Quick Tip: Tag pages to get better search results page

You know that search field on your WordPress site? Have you ever tried looking for certain keywords or phrases that your readers might try typing in? Chances are that quite a few common keywords aren’t showing the most relevant posts or pages that you want them to do. Sure, you can easily add tags to posts. But how about pages? Unfortunately, WordPress doesn’t currently allow tags on pages, but you can use a simple plugin called “Page Tagger” to add tags to important pages. It adds a sidebar widget on the pages editor just like posts.

You can team up Page Tagger plugin with a tool like Relevanssi to fine tune your search results so you give your audience what they’re looking for!

Get it: Page Tagger

Speeding up your WordPress site – Part 1

In the next few days, we’ll look at some WordPress plugins that will help speed up your site.

Why speed up your site? If you have a WP site with more than 50 visitors a day and have 100 or more pages, you need to keep your site running fast as possible so people don’t leave your site when it takes more than 4-5 seconds to load a page. Also search engines will be more likely to give you higher rankings if your site loads faster than your competitors.

To speed up your front end pages such as home page, a cache system will store a copy of that page as static HTML which will load much faster in your visitor’s browser than WordPress having to dynamically generate a page on the fly. Here are three page caching plugins:

WP Cache is one of the original plugins if you are running older versions of WordPress. The last time it was updated was in 2007, so use with caution.

Here’s another plugin based on WP Cache, it’s called WP Super Cache. The last revision was in September 2010, so it’s well supported. I tried this plugin in a few weeks ago and had some error messages pop up that I couldn’t debug at the time so I disabled it. You may have better luck if you have the attention and time to spend on it.
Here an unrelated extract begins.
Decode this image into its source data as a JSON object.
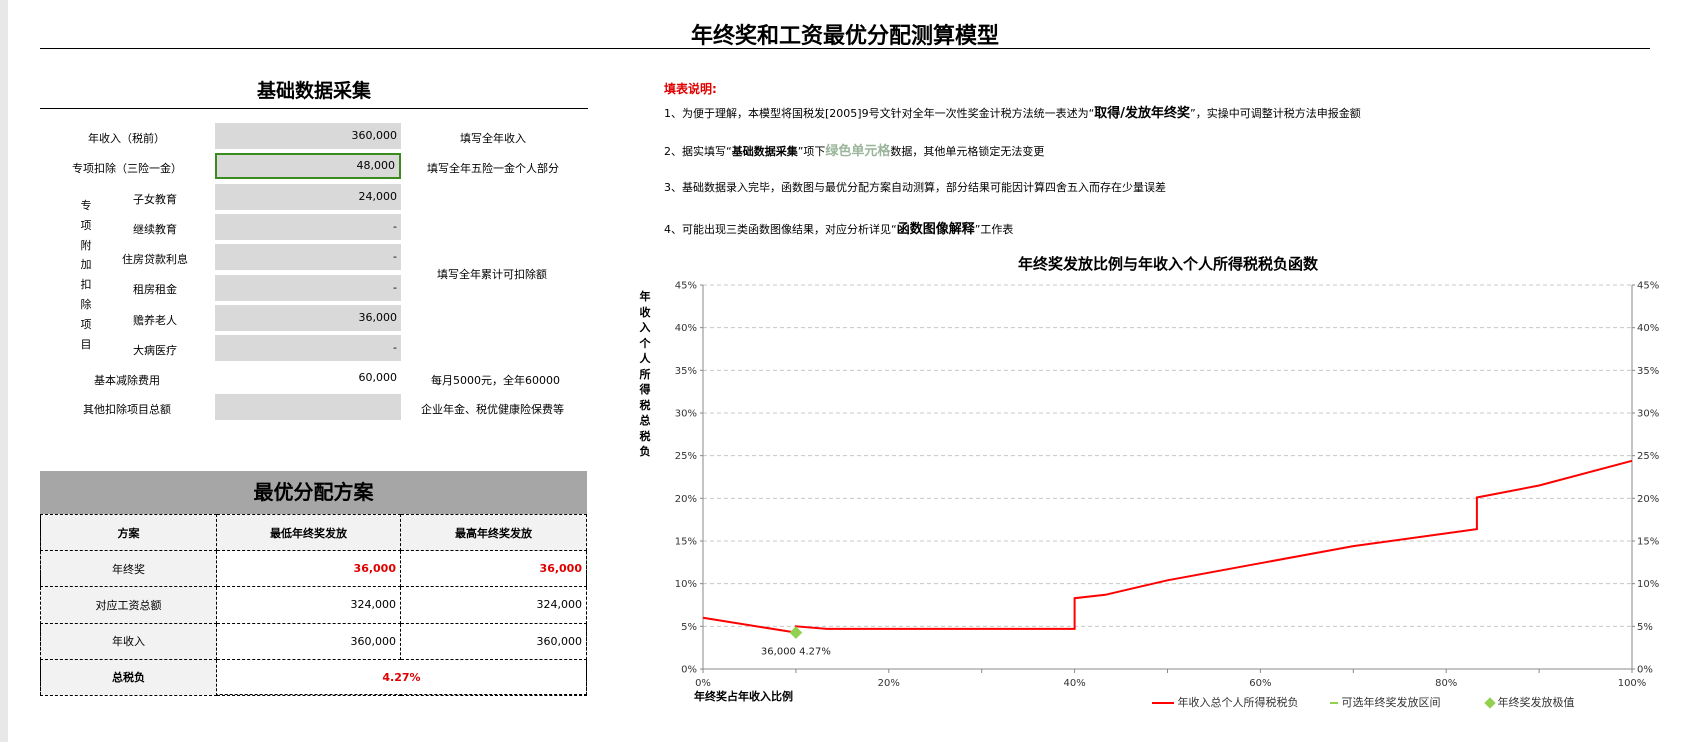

W3 Total Cache screenshotAnd we’ll save the best for last: W3 Total Cache. Like the previous plugim, the last update was in September 2010, so it’s pretty recent by most standards. They claim up to a 10x improvement when the plugin is┬ácompletely setup.

After taking a quick look at it, W3 Total Cache (W3TC) seems pretty damn comprehensive including a “preview” mode. You can actually preview your site without enabling the cache for all visitors. Cool, huh? They even support propagating your content on a Content Delivery Network.

My choice? Right now I am running W3TC to give it a whirl.

If you’re interested in seeing why your site may seem slow, give Firebug and Y! Slow plugins a try. Once installed in Firefox, enable the “Net” dashboard at the bottom to see which items on your page are taking their sweet time to load.

If you want someone to do the hard work for you, give my friends at LightSpeedNow a ring. They have a free site analysis tool like Firebug but you won’t have to install anything, just paste in your URL and go.